═══ WORKING DATA ═══

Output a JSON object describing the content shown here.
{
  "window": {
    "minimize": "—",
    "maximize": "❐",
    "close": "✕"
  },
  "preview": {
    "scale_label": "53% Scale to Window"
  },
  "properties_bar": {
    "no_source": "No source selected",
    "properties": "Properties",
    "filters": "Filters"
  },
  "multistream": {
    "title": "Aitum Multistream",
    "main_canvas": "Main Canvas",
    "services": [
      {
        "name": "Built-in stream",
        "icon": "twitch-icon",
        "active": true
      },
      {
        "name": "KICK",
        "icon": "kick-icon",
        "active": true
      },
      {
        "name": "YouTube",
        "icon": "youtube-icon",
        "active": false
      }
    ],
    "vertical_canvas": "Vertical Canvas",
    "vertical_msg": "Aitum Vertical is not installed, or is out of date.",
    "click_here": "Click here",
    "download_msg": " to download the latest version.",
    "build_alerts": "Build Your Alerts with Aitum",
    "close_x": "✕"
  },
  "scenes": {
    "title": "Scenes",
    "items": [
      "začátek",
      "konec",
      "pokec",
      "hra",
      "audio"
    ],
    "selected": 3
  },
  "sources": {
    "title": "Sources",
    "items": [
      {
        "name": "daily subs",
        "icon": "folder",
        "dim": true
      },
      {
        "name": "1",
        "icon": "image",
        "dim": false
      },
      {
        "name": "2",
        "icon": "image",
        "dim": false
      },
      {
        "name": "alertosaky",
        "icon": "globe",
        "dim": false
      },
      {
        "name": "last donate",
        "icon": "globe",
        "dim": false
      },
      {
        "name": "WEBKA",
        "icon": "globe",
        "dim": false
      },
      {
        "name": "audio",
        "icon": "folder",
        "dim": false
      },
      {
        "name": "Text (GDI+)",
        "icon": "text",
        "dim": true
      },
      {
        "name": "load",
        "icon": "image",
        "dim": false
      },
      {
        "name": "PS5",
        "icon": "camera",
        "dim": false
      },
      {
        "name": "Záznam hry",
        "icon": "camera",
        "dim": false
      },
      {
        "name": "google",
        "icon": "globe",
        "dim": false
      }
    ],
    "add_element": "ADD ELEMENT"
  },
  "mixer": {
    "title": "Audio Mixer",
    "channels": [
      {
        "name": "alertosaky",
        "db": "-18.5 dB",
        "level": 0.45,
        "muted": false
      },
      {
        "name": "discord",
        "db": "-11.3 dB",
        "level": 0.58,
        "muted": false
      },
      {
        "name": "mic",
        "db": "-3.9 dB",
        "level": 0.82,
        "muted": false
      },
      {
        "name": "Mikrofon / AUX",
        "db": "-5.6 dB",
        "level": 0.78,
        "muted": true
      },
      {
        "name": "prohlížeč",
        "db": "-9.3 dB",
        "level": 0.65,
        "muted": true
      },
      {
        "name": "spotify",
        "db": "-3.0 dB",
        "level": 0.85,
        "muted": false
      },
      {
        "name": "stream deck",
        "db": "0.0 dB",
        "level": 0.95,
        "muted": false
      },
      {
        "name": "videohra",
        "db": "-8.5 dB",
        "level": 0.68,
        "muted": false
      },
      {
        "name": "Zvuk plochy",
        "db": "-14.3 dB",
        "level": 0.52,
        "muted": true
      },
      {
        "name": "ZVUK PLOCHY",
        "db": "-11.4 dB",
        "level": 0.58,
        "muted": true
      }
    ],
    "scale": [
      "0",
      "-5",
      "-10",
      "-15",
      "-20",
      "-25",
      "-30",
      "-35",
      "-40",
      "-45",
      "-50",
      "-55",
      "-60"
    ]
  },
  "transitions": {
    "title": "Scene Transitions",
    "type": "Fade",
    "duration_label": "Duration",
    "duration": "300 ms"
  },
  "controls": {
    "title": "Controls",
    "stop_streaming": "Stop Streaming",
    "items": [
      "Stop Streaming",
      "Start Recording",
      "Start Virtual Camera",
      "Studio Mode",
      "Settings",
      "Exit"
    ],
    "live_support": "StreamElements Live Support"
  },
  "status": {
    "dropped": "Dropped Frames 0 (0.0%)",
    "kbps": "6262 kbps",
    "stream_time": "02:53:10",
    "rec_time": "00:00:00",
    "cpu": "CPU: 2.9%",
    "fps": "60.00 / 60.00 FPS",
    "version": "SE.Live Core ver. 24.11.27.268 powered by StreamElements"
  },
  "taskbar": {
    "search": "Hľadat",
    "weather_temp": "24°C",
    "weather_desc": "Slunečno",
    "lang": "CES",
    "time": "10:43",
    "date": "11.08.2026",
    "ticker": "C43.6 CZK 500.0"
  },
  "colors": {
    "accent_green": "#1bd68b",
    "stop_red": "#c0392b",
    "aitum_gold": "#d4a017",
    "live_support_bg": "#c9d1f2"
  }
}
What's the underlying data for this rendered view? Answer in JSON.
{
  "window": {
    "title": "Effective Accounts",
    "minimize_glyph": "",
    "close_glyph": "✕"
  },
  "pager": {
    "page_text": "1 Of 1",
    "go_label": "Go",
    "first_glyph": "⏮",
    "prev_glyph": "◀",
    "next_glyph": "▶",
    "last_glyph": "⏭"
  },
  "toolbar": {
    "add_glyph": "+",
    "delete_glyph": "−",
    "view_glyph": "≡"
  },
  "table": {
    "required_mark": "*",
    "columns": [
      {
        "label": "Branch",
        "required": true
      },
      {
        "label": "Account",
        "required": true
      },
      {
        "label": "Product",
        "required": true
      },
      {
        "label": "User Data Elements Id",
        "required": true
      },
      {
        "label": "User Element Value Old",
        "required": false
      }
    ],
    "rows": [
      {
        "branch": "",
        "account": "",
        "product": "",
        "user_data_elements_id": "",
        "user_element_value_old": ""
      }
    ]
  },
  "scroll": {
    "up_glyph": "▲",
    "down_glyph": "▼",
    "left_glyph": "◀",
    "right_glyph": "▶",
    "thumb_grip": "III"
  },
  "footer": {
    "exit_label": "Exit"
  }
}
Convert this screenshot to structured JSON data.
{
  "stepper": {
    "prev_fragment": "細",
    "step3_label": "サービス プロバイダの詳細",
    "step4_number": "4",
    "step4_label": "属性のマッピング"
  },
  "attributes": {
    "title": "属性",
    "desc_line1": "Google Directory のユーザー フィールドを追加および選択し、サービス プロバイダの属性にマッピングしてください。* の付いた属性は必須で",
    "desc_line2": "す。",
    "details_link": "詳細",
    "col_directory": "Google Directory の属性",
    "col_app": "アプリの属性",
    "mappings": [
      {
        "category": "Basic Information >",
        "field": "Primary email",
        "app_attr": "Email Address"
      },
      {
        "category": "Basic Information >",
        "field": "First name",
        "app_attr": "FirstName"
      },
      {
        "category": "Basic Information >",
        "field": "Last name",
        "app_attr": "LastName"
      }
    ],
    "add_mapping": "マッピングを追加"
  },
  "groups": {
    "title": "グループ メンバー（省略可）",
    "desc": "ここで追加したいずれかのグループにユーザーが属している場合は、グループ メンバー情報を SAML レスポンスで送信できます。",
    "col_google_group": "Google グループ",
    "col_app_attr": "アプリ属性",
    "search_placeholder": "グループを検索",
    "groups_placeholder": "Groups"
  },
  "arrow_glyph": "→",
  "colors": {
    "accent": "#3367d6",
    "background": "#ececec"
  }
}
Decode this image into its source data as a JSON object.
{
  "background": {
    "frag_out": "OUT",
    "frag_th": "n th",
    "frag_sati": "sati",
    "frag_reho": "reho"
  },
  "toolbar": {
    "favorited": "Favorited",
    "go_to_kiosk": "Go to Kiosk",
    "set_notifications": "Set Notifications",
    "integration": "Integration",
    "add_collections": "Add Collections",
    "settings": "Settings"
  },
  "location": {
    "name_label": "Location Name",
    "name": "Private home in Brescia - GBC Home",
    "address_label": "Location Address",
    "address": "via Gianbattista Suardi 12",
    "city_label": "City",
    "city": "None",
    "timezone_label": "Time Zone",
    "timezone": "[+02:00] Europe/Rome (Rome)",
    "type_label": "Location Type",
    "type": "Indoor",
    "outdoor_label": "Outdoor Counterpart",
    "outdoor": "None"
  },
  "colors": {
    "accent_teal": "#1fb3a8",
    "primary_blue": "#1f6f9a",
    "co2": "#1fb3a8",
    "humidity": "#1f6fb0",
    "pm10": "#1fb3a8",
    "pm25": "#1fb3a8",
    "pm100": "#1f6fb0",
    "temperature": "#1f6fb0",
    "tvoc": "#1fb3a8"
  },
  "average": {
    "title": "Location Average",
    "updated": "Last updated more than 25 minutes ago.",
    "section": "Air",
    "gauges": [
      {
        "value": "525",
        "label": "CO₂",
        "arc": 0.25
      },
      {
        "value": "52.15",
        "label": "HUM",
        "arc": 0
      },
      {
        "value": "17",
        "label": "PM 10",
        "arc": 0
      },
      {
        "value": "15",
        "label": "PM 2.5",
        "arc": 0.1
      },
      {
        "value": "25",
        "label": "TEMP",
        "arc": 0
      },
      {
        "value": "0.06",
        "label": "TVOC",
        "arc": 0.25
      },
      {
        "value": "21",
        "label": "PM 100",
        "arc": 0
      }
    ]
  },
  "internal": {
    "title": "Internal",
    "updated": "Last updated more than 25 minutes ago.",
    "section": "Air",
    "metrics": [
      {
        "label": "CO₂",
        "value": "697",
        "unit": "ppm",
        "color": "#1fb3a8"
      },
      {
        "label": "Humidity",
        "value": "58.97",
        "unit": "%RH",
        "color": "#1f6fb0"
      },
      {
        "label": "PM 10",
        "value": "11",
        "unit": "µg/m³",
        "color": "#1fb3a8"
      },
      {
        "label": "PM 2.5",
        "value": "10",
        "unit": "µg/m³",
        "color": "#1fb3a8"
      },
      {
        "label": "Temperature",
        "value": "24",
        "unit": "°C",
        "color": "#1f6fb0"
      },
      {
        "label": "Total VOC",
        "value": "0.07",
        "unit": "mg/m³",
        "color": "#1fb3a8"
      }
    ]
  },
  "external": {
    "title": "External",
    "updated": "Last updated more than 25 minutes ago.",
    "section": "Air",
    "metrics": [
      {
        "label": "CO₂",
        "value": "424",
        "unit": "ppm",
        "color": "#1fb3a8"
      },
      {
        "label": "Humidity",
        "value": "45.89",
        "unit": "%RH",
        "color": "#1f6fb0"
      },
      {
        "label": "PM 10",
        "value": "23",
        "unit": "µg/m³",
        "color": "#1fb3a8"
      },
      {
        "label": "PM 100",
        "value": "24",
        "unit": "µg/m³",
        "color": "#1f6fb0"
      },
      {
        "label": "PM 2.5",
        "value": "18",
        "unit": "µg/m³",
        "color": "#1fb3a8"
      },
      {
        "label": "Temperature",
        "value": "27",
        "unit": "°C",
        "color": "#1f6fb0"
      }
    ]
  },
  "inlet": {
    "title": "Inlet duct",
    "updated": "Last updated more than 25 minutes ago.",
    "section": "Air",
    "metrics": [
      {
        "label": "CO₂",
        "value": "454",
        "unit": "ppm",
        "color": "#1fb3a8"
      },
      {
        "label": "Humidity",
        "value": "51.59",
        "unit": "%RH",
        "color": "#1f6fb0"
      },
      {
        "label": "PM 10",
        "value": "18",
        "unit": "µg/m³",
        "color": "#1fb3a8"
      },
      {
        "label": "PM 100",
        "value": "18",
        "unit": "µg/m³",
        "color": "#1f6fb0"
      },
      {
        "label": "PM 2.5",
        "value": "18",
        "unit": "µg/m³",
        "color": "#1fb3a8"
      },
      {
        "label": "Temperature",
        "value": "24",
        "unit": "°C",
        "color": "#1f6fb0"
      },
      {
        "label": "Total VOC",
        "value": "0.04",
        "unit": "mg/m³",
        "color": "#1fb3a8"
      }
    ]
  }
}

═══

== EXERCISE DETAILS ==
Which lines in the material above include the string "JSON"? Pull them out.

== TASK RESULT ==
Output a JSON object describing the content shown here.
What's the underlying data for this rendered view? Answer in JSON.
Convert this screenshot to structured JSON data.
Decode this image into its source data as a JSON object.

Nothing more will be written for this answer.